Iran Says US Mission in Gulf Not Needed
Iranian President Hassan Rouhani sought once again on Wednesday to ease tensions with regional countries, while criticizing the American plan to set up an international alliance to secure commercial routes in the Gulf.
He said Iran and other Gulf states could protect the region’s security and foreign forces were not needed, state TV reported, repeating a longstanding rejection of a US maritime security mission in the region.
Regional countries have long been neighbors throughout history and division among them will play in the hands of enemies, he added.
Washington is lobbying international partners to join the maritime security coalition at a time of heightened tensions with Iran.
Britain last week Monday it was joining the United States in the maritime security mission in the Gulf to protect vessels after Iran seized a British-flagged tanker.
Traffic in the Hormuz Strait, through which about a fifth of the world’s oil passes, has become the focus of a standoff between Iran and the United States after President Donald Trump quit a 2015 nuclear pact and reimposed sanctions on Tehran.
Iran says the responsibility of securing these waters lies with Tehran and other countries in the region.
German Chancellor Angela Merkel said Wednesday that the maritime mission will be discussed during informal talks by European Union defense and foreign ministers in Finland later this month.
“I think the question of a European mission will be discussed there again because this discussion has not yet taken place everywhere and so I believe that the Finnish presidency will play a coordinating role on that,” Merkel told a news conference after meeting visiting Lithuanian President Gitanas Nauseda.
German Foreign Minister Heiko Maas has said that Germany will not join the US-led naval mission in the Strait of Hormuz and that it favors a European mission but he has also warned it was rather difficult to make progress on that.
US Secretary of State Mike Pompeo revealed earlier this week that Washington had approached 60 countries to join the mission.

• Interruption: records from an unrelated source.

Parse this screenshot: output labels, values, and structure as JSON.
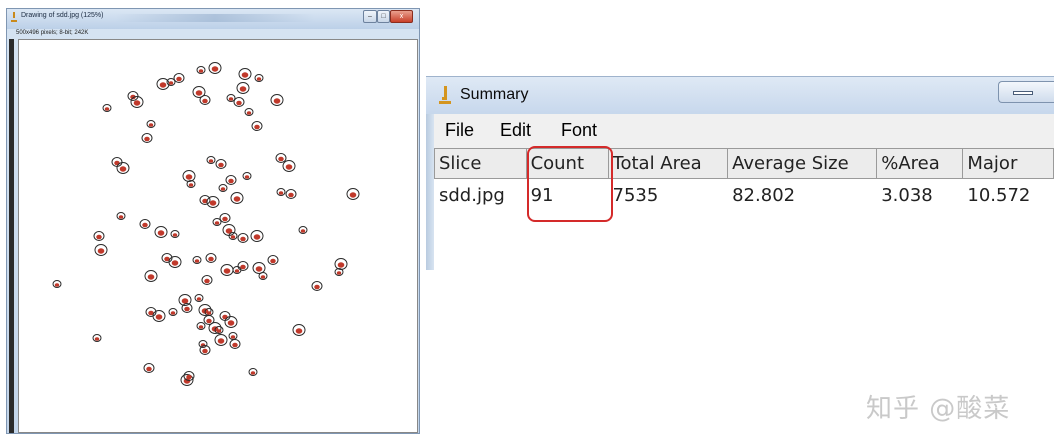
{
  "drawing_window": {
    "title": "Drawing of sdd.jpg (125%)",
    "info": "500x496 pixels; 8-bit; 242K",
    "ctrl_minimize": "–",
    "ctrl_maximize": "□",
    "ctrl_close": "x"
  },
  "summary_window": {
    "title": "Summary",
    "menu": [
      "File",
      "Edit",
      "Font"
    ],
    "columns": [
      "Slice",
      "Count",
      "Total Area",
      "Average Size",
      "%Area",
      "Major"
    ],
    "rows": [
      [
        "sdd.jpg",
        "91",
        "7535",
        "82.802",
        "3.038",
        "10.572"
      ]
    ]
  },
  "watermark": "知乎 @酸菜",
  "colors": {
    "highlight": "#d42a2a",
    "particle_outline": "#2a2a2a",
    "particle_fill": "#c0392b"
  }
}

Secretary of Defense Mark Esper had traveled to South Korea, Japan and Australia this month to also discuss the US proposal.